Ramen noodles have long been synonymous with poor people on a poor diet.
This image came across my Facebook feed the other day to underscore this fact, which I think is a sad commentary on so many things, including nutritional knowledge in this country. My comment was, “Whenever I see people buying ramen by the case, I just think ‘you poor ignorant b@stard, there’s much better food to be had in this store for the same d@mn money.’ Like a sack of potatoes, for example. All the starch with a bizillion [sic] percent more nutrition.”
Several people responded with their favorite ramen recipes (mayonnaise, really?) and enthusiastic appreciation for what I consider to be a pseudo-food. Sure, I ate my share back in the day, when I was kid and didn’t know any better. But now I do know better. So tonight I headed to the supermarket to gather some evidence to support my thesis that even if you’re very, very poor, you don’t have to eat ramen*.
I went to one of my local supermarkets that is about in the middle for pricing, so one might find slightly higher or lower prices than these elsewhere in town, but here’s what I found:
- Price: $0.20 per pack
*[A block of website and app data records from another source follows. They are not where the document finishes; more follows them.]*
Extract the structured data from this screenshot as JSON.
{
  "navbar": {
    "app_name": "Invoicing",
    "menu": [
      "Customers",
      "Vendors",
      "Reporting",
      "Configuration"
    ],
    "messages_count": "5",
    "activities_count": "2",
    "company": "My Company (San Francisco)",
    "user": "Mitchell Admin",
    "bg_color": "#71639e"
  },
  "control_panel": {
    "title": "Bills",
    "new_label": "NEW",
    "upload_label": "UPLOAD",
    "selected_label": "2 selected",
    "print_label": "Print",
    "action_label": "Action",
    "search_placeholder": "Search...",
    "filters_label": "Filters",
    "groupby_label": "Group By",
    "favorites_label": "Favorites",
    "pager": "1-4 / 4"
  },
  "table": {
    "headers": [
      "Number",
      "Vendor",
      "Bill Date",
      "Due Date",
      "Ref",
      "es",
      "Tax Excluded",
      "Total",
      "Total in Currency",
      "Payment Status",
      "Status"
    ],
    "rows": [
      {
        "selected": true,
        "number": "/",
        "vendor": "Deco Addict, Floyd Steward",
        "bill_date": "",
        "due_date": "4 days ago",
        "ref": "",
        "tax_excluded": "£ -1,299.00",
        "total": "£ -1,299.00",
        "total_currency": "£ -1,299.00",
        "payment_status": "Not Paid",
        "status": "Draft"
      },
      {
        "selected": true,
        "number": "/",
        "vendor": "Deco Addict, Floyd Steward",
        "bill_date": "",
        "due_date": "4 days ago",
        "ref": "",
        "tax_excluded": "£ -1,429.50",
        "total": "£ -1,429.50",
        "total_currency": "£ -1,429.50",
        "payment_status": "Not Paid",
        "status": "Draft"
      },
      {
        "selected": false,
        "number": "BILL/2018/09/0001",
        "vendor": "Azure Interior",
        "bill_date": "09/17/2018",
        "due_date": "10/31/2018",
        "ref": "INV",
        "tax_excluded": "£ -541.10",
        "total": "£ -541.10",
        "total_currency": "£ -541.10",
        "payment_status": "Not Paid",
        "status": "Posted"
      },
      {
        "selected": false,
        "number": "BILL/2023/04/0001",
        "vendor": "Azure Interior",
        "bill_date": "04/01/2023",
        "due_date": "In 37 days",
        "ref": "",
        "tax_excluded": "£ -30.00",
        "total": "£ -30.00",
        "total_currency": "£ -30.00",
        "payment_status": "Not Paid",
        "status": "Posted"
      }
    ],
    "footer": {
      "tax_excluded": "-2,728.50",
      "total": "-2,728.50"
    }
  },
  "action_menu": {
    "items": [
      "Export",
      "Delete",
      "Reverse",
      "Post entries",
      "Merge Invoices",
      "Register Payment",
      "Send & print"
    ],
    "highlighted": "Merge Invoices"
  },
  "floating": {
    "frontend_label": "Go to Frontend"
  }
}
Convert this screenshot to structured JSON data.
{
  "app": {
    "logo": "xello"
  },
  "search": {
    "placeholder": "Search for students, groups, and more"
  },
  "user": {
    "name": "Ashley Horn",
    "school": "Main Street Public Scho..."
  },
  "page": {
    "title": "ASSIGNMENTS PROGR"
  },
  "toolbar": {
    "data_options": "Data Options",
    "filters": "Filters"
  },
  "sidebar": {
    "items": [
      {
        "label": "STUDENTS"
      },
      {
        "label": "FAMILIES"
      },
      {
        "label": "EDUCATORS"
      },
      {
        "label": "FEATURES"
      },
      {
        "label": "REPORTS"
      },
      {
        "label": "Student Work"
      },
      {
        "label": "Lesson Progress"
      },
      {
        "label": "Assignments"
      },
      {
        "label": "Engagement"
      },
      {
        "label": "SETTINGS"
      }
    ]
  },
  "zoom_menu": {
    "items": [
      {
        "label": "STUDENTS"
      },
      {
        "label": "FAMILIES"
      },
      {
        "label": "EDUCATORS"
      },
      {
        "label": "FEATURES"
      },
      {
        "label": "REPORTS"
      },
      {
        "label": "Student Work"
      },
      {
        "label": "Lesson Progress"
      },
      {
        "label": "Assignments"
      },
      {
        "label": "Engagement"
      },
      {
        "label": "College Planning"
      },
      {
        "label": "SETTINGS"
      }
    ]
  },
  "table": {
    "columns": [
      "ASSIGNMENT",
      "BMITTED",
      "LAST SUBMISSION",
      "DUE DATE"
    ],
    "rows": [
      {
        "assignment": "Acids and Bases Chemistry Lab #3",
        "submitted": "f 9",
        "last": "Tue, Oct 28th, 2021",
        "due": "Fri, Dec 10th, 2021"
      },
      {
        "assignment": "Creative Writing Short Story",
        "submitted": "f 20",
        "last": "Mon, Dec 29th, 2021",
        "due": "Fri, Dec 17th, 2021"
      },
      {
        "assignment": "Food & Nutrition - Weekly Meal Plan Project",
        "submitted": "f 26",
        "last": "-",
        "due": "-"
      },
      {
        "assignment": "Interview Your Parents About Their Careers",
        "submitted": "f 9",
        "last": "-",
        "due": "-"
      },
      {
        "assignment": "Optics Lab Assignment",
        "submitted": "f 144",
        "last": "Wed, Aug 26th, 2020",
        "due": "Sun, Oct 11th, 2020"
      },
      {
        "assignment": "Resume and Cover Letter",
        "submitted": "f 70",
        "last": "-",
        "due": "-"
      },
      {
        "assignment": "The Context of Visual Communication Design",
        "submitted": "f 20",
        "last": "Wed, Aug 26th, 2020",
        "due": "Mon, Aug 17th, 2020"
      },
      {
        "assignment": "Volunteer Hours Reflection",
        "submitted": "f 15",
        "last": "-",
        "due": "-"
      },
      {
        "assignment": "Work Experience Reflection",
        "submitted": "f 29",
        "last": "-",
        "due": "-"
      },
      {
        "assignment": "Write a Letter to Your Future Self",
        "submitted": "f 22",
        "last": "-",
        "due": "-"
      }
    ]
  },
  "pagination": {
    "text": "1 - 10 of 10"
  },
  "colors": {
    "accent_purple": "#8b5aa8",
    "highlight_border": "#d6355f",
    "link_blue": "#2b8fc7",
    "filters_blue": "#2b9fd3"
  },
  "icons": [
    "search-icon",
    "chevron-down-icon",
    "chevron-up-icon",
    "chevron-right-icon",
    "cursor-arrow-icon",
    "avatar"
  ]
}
- Price per Serving: $0.10, since a packet is technically 2 servings, but we all know one packet equals one serving, so the price per serving is really $0.20
- Nutrition: 380 calories/~135 from fat per packet
- Price: $2.98 for a 5-lb. bag
- Price per Serving: about $0.06, at 50 servings per bag
- Nutrition: 160 calories/5 from fat per serving
- Price: $3.79 for a 4-lb. bag
- Price per Serving: about $0.09 at 41 servings per bag
- Nutrition: 150 calories/5 from fat per serving
- Price: $2.29 for a 10-lb. bag
- Price per Serving: hard to say precisely, but less than $0.10 if there are at least 25 potatoes per bag
- Nutrition: 110 calories/0 from fat per potato
- Price: $4.49 for a 4.4-lb bag
- Price per Serving: about $0.07 at 66 servings per bag
- Nutrition: 110 calories/10 from fat per serving
Also, let’s not forget that a typical packet of ramen with seasoning contains 1,500 or more milligrams of sodium, and that doesn’t do anybody any good.
For my money, masa harina is the best buy in the entire grocery store. Mixing up a batch takes less than 30 seconds, cooking the tortillas takes about 5 minutes, and then you can top them with anything you happen to have in the house to make an incredibly filling, tasty, cheap and nutritious meal. A bag of masa and a bag of dried beans (which you can cook up in the Crock Pot) could keep you in dinners for a month for less than $10, with no fat, no cholesterol, no gluten, and plenty of protein. (Budget Bytes is a terrific resource for healthy, delicious and affordable recipes, by the way.)
And when you need a sweet treat, top those hot, fresh tortillas with butter, cinnamon and sugar. I guarantee you’ll love it.
Go get yourself some masa today! You can thank me later.